Ant Financial sees rich opportunities

Ant Financial sees rich opportunities
Ant Financial Services, China’s largest online payment operator, sees mobile wallet applications becoming the next big technology trend in the emerging markets of South America and Africa.
Kenny Man, head of international investment for Ant Financial, said over the next five years, emerging markets including those in South America and Africa will be priority for the company’s global partnerships. A clear trend is emerging whereby mobile wallet applications, and financial transactions done over mobile internet, are set for widespread acceptance in emerging market economies.
Over the past three years Ant Financial, the fintech affiliate of Alibaba Group Holding has done nine partnerships. Within Asia, Ant Financial has forged partnerships with local companies in South Korea, Pakistan, Bangladesh and Hong Kong, Man said, adding that the company will continue to expand its footprint in the region.
“China has leapfrogged over traditional credit cards to the mobile wallet. That same change will be even more radical and faster in different parts of the world, whereby people will embrace mobile payments,” Man said.
Ant Financial, which just completed a US$14 billion series-C funding round in June from leading investors including Temasek, Canada Pension Plan Investment Board, Carlyle Group, and Government of Singapore Investment Corporation, formally known as GIC, has been increasingly active in expanding its technology and know-how through partnership in emerging Asia. Full Story

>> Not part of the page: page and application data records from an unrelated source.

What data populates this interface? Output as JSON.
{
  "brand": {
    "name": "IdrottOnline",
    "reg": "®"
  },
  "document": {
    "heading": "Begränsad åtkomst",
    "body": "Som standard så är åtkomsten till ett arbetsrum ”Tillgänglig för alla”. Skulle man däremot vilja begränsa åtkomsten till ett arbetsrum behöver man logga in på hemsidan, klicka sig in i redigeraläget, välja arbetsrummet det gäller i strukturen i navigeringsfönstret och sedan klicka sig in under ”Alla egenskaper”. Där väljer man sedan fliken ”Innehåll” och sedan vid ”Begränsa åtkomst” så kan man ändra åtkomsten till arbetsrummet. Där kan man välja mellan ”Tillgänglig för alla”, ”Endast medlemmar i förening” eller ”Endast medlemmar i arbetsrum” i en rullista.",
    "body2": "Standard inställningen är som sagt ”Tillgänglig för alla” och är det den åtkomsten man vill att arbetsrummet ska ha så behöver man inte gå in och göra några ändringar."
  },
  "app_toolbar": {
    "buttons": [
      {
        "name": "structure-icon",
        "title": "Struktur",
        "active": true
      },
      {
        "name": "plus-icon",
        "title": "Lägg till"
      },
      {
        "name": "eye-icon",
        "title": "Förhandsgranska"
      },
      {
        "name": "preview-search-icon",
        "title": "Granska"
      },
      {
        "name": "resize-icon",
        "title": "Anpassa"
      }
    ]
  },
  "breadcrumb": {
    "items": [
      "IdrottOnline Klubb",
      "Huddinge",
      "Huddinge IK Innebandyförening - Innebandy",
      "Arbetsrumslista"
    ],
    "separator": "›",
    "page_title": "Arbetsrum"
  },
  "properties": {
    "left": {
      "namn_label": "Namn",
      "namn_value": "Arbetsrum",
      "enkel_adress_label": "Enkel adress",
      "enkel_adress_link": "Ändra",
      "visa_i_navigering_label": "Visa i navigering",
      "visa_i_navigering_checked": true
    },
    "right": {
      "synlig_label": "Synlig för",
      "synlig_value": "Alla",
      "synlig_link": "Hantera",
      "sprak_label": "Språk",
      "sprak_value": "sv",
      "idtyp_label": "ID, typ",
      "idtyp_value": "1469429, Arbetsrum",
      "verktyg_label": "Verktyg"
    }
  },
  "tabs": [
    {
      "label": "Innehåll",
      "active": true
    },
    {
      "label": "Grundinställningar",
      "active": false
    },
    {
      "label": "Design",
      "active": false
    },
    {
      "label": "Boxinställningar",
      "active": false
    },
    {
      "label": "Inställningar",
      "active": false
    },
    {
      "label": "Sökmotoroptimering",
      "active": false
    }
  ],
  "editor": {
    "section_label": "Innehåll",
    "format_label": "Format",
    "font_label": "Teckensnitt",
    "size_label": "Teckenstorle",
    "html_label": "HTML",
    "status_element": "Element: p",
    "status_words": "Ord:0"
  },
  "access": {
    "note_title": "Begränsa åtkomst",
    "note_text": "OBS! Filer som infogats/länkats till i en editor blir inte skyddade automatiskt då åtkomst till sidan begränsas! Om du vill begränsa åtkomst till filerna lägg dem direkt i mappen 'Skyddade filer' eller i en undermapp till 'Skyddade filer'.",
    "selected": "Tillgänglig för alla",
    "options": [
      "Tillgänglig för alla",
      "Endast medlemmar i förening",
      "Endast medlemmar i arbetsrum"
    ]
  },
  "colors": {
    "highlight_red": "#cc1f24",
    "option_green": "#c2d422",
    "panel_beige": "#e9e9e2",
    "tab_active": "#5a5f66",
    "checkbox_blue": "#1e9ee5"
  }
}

Ant Financial Services Group said on Monday it will extend its indigenous mobile payment technologies to economies along the Belt and Road Initiative and unveil a number of Alipay-like services this year.

The plan marks the company’s accelerated pace in expanding globally, adding to the existing five Asian markets where the financial technology powerhouse has announced investment plans since 2015.

“Technology exports will effectively save five to eight years’ time of our local partners in developing new technologies and conducting feasibility tests,” said Jia Hang, senior director of international business at Ant Financial.

The firm is counting on partners outside China to bring its model of online finance and local services to emerging Asian markets, where a substantial number of the population have no access to banking services and are underserved by traditional financial institutions.

Through strategic investments, the company can tap into the vast resources of one of the world’s most populous regions, Jia noted.

For instance, its investment in Thailand’s Ascend Money, an arm of the agricultural-to-telecom conglomerate, can give them access to local users and merchants.

In its latest overseas move, Ant Financial linked up this month with Indonesia’s second-largest media firm Emtek to form a payment platform within BlackBerry’s messaging service, which covers 63 million users in the country. Full Story

Ten years ago, Alipay was just a rapidly growing online payments service. Today, Alipay is the modern gateway to Ant Financial’s ecosystem of financial services, from wealth management and insurance to lending and credit scores.

Ant Financial was initially launched to support online payments. Today, it’s the largest fintech player globally.

As the financial affiliate of Chinese e-commerce giant Alibaba Group, Ant Financial encapsulates a fintech ecosystem that starts with its dominant mobile payments service, Alipay, and expands into credit scoring, wealth management, insurance, and lending.
At $150B, the current valuation of Ant trumps the market capitalizations of leading financial institutions around the world, from Goldman Sachs and Morgan Stanley to Banco Santander and The Royal Bank of Canada.
As China undergoes a cashless revolution, many view Ant as a mobile payments company.

But Ant — which today counts nearly 600M Alipay users, plus 110M+ Alipay partners across 15 countries — is much bigger than payments alone.

100M+ users use all 5 of Ant’s key functions, meaning that they not only use Ant’s payments function to make everyday purchases, but also use Ant to take out loans, buy insurance, check credit scores, and invest assets in Ant’s money market fund — Yu’e Bao.

That’s not to say Ant doesn’t face its share of challenges. In the last year, Chinese regulators have clamped down on China’s burgeoning fintech sector. Full Story

 

Leave a Reply